▸ Goal of the exercise
Whenever the string "this" turns up in a line of the data below, copy that line.
--- Information supplied Enclosed Below ---
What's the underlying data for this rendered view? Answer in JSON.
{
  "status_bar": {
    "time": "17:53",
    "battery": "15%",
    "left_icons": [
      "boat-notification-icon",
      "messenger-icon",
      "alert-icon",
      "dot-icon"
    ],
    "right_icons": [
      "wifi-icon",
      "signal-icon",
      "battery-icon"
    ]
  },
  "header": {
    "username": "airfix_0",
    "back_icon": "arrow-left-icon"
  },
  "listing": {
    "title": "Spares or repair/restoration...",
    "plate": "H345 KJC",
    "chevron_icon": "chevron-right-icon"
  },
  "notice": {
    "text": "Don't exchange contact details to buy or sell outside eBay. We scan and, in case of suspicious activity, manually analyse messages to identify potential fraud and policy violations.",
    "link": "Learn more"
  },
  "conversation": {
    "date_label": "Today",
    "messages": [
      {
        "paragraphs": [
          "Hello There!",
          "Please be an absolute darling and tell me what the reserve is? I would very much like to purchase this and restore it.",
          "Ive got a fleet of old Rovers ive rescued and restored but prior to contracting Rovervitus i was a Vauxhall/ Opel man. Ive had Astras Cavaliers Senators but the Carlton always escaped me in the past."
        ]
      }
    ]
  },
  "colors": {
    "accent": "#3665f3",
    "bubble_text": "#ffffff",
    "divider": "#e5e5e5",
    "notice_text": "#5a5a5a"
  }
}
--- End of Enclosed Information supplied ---
▸ Your solution
What's the underlying data for this rendered view? Answer in JSON.
          "Please be an absolute darling and tell me what the reserve is? I would very much like to purchase this and restore it.",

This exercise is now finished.